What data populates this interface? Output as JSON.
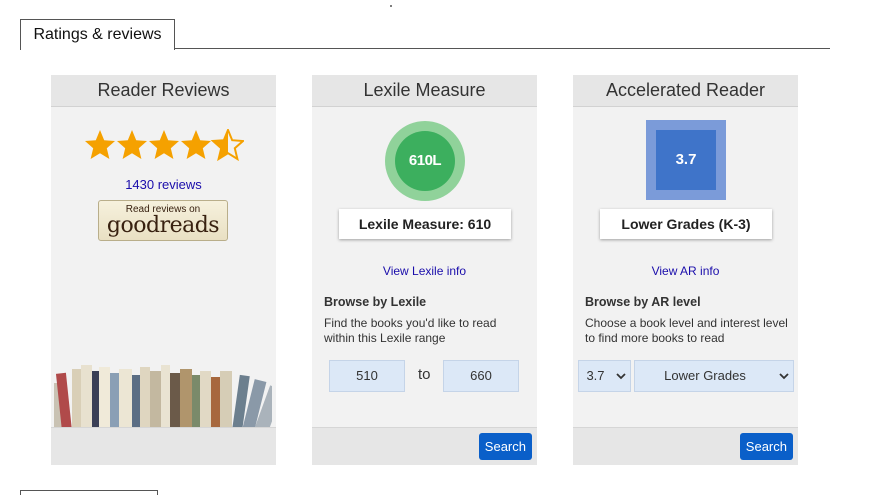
{
  "tabs": {
    "active_label": "Ratings & reviews"
  },
  "reader_reviews": {
    "heading": "Reader Reviews",
    "rating": 4.5,
    "rating_max": 5,
    "star_color": "#f5a100",
    "reviews_link": "1430 reviews",
    "goodreads_small": "Read reviews on",
    "goodreads_brand": "goodreads"
  },
  "lexile": {
    "heading": "Lexile Measure",
    "badge": "610L",
    "measure_label": "Lexile Measure: 610",
    "info_link": "View Lexile info",
    "browse_title": "Browse by Lexile",
    "browse_desc": "Find the books you'd like to read within this Lexile range",
    "range_from": "510",
    "range_to_label": "to",
    "range_to": "660",
    "search_label": "Search"
  },
  "accelerated_reader": {
    "heading": "Accelerated Reader",
    "badge": "3.7",
    "grade_label": "Lower Grades (K-3)",
    "info_link": "View AR info",
    "browse_title": "Browse by AR level",
    "browse_desc": "Choose a book level and interest level to find more books to read",
    "level_select": "3.7",
    "interest_select": "Lower Grades",
    "search_label": "Search"
  },
  "colors": {
    "link": "#1a0dab",
    "button": "#0a5fc9",
    "lexile_ring": "#90d29a",
    "lexile_core": "#3caf5e",
    "ar_outer": "#7b9bd9",
    "ar_inner": "#3f74c9"
  }
}
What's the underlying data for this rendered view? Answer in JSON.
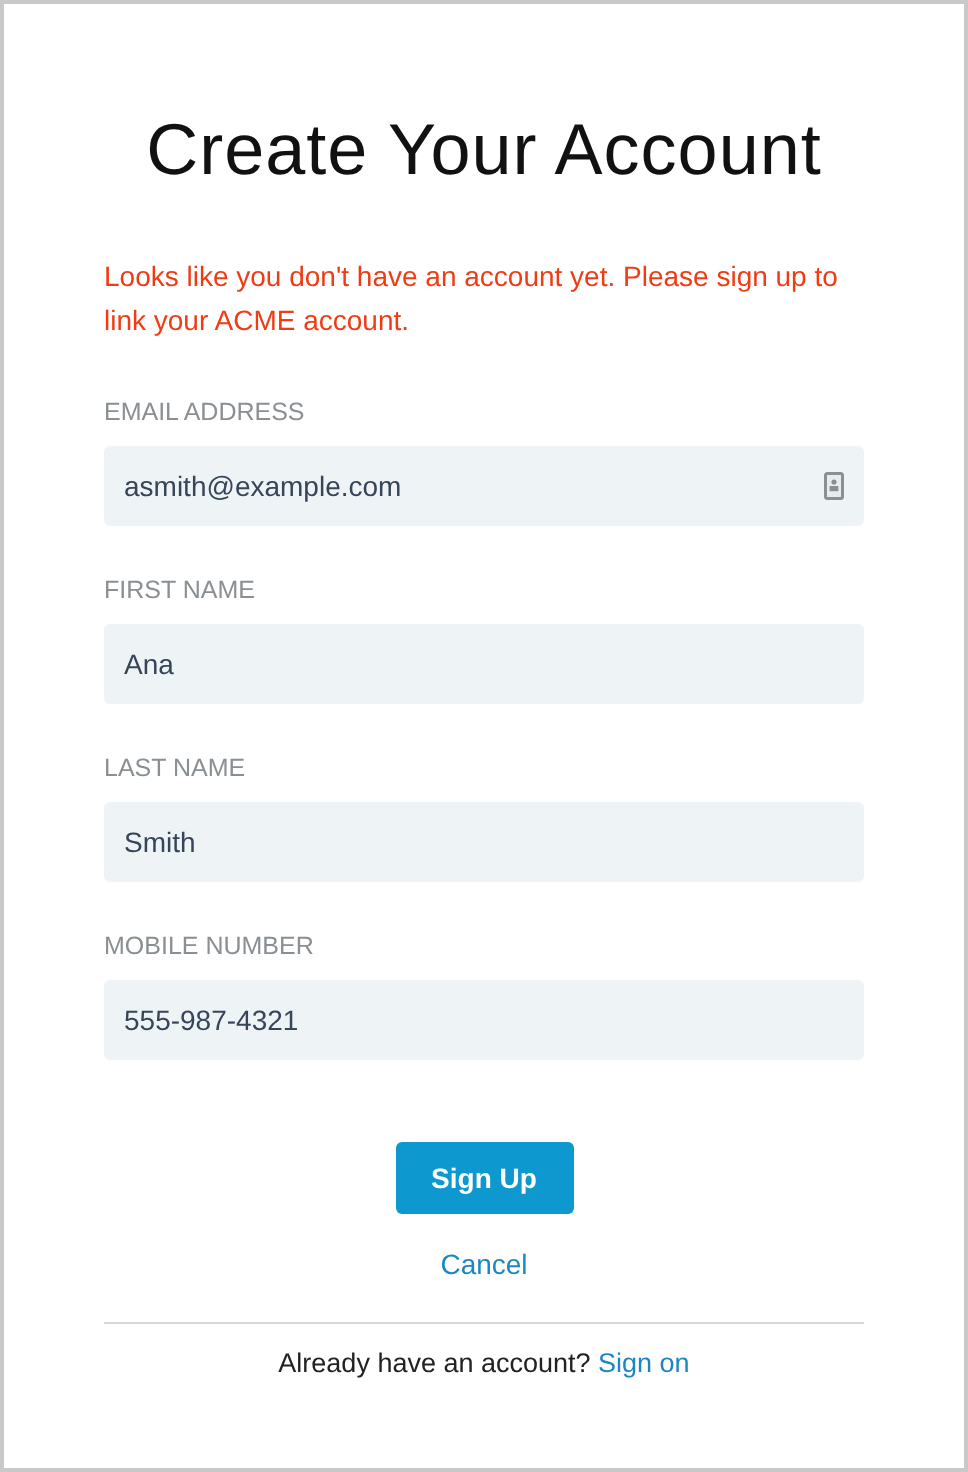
{
  "title": "Create Your Account",
  "message": "Looks like you don't have an account yet. Please sign up to link your ACME account.",
  "fields": [
    {
      "kind": "email",
      "label": "EMAIL ADDRESS",
      "value": "asmith@example.com"
    },
    {
      "kind": "text",
      "label": "FIRST NAME",
      "value": "Ana"
    },
    {
      "kind": "text",
      "label": "LAST NAME",
      "value": "Smith"
    },
    {
      "kind": "text",
      "label": "MOBILE NUMBER",
      "value": "555-987-4321"
    }
  ],
  "submit": "Sign Up",
  "cancel": "Cancel",
  "footer": {
    "text": "Already have an account?",
    "link": "Sign on"
  }
}
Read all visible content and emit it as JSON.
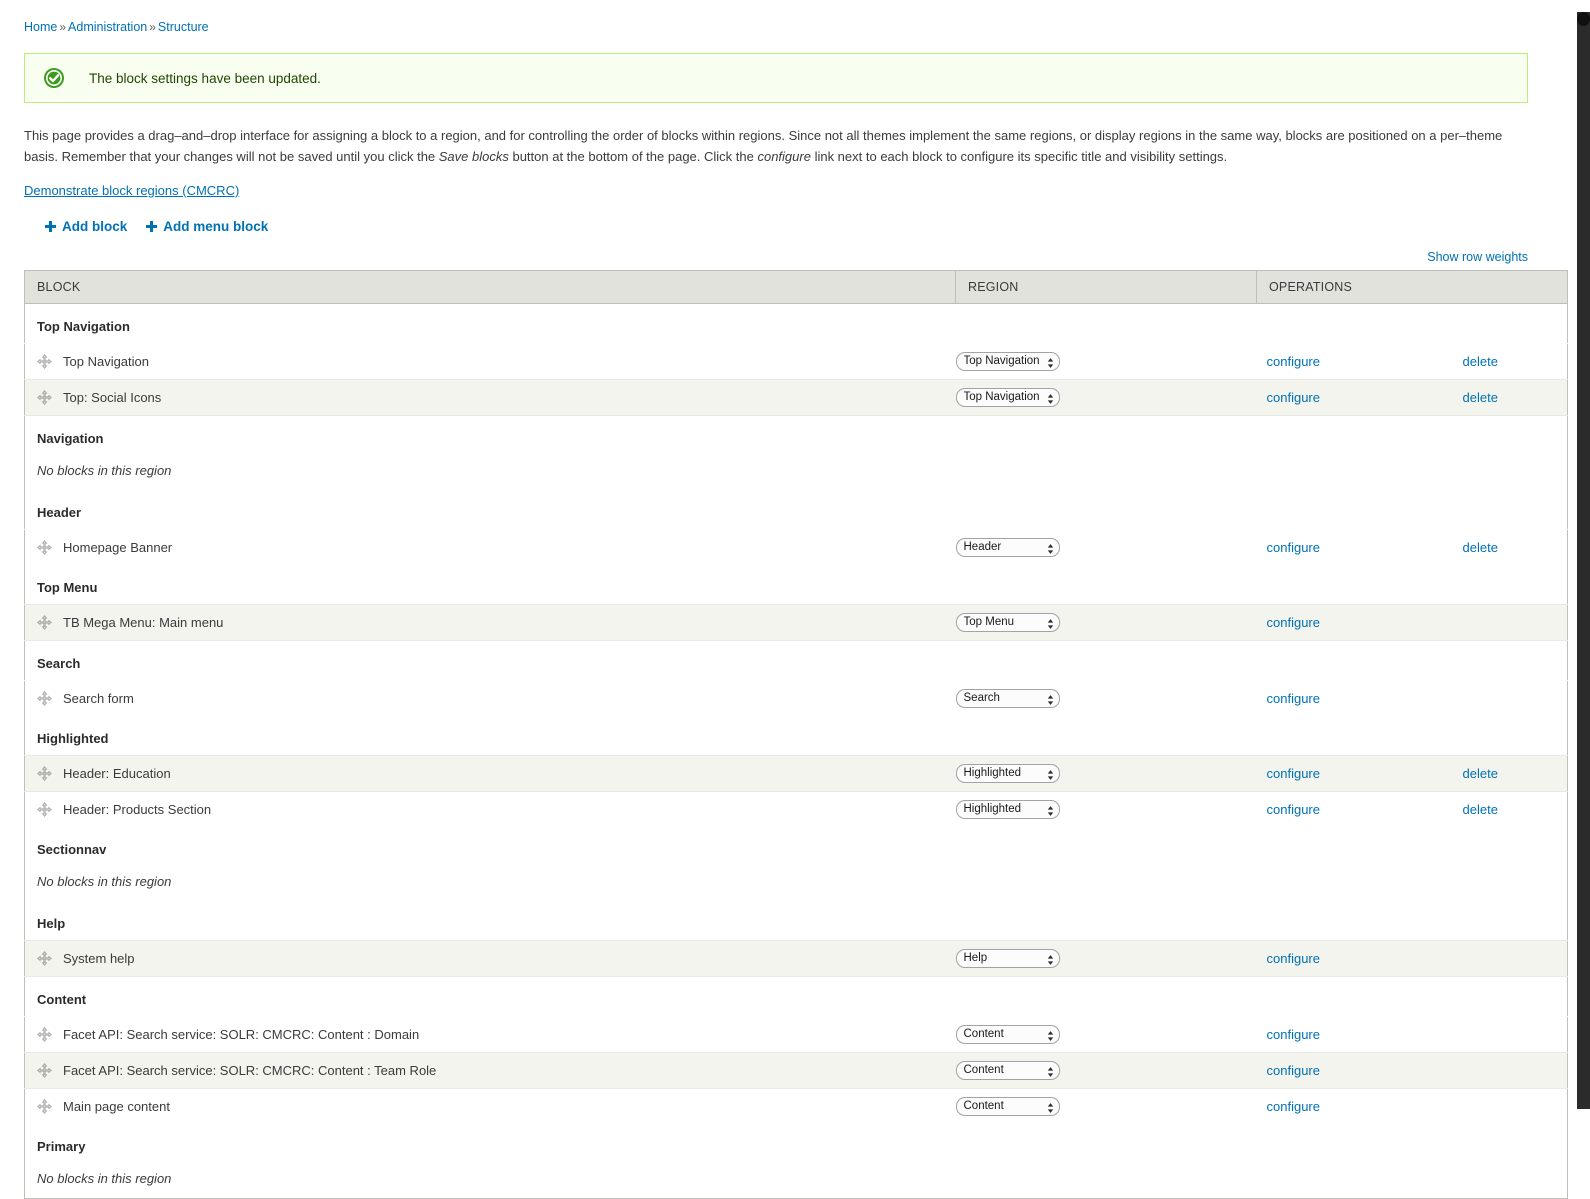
{
  "breadcrumb": {
    "items": [
      "Home",
      "Administration",
      "Structure"
    ],
    "separator": "»"
  },
  "status": {
    "icon": "check-circle-icon",
    "message": "The block settings have been updated.",
    "color": "#77bb22"
  },
  "description": {
    "part1": "This page provides a drag–and–drop interface for assigning a block to a region, and for controlling the order of blocks within regions. Since not all themes implement the same regions, or display regions in the same way, blocks are positioned on a per–theme basis. Remember that your changes will not be saved until you click the ",
    "emphasis1": "Save blocks",
    "part2": " button at the bottom of the page. Click the ",
    "emphasis2": "configure",
    "part3": " link next to each block to configure its specific title and visibility settings.",
    "demo_link": "Demonstrate block regions (CMCRC)"
  },
  "action_links": [
    {
      "label": "Add block",
      "icon": "plus-icon"
    },
    {
      "label": "Add menu block",
      "icon": "plus-icon"
    }
  ],
  "show_row_weights": "Show row weights",
  "table": {
    "headers": {
      "block": "BLOCK",
      "region": "REGION",
      "operations": "OPERATIONS"
    },
    "empty_region_text": "No blocks in this region",
    "ops": {
      "configure": "configure",
      "delete": "delete"
    },
    "regions": [
      {
        "name": "Top Navigation",
        "rows": [
          {
            "block": "Top Navigation",
            "region": "Top Navigation",
            "configure": true,
            "delete": true,
            "striped": false
          },
          {
            "block": "Top: Social Icons",
            "region": "Top Navigation",
            "configure": true,
            "delete": true,
            "striped": true
          }
        ]
      },
      {
        "name": "Navigation",
        "rows": []
      },
      {
        "name": "Header",
        "rows": [
          {
            "block": "Homepage Banner",
            "region": "Header",
            "configure": true,
            "delete": true,
            "striped": false
          }
        ]
      },
      {
        "name": "Top Menu",
        "rows": [
          {
            "block": "TB Mega Menu: Main menu",
            "region": "Top Menu",
            "configure": true,
            "delete": false,
            "striped": true
          }
        ]
      },
      {
        "name": "Search",
        "rows": [
          {
            "block": "Search form",
            "region": "Search",
            "configure": true,
            "delete": false,
            "striped": false
          }
        ]
      },
      {
        "name": "Highlighted",
        "rows": [
          {
            "block": "Header: Education",
            "region": "Highlighted",
            "configure": true,
            "delete": true,
            "striped": true
          },
          {
            "block": "Header: Products Section",
            "region": "Highlighted",
            "configure": true,
            "delete": true,
            "striped": false
          }
        ]
      },
      {
        "name": "Sectionnav",
        "rows": []
      },
      {
        "name": "Help",
        "rows": [
          {
            "block": "System help",
            "region": "Help",
            "configure": true,
            "delete": false,
            "striped": true
          }
        ]
      },
      {
        "name": "Content",
        "rows": [
          {
            "block": "Facet API: Search service: SOLR: CMCRC: Content : Domain",
            "region": "Content",
            "configure": true,
            "delete": false,
            "striped": false
          },
          {
            "block": "Facet API: Search service: SOLR: CMCRC: Content : Team Role",
            "region": "Content",
            "configure": true,
            "delete": false,
            "striped": true
          },
          {
            "block": "Main page content",
            "region": "Content",
            "configure": true,
            "delete": false,
            "striped": false
          }
        ]
      },
      {
        "name": "Primary",
        "rows": []
      }
    ]
  }
}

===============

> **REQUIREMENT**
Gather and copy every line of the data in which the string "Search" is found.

> **FINAL ANSWER**
    "search_label": "Search"
    "search_label": "Search"
        "name": "Search",
            "block": "Search form",
            "region": "Search",
            "block": "Facet API: Search service: SOLR: CMCRC: Content : Domain",
            "block": "Facet API: Search service: SOLR: CMCRC: Content : Team Role",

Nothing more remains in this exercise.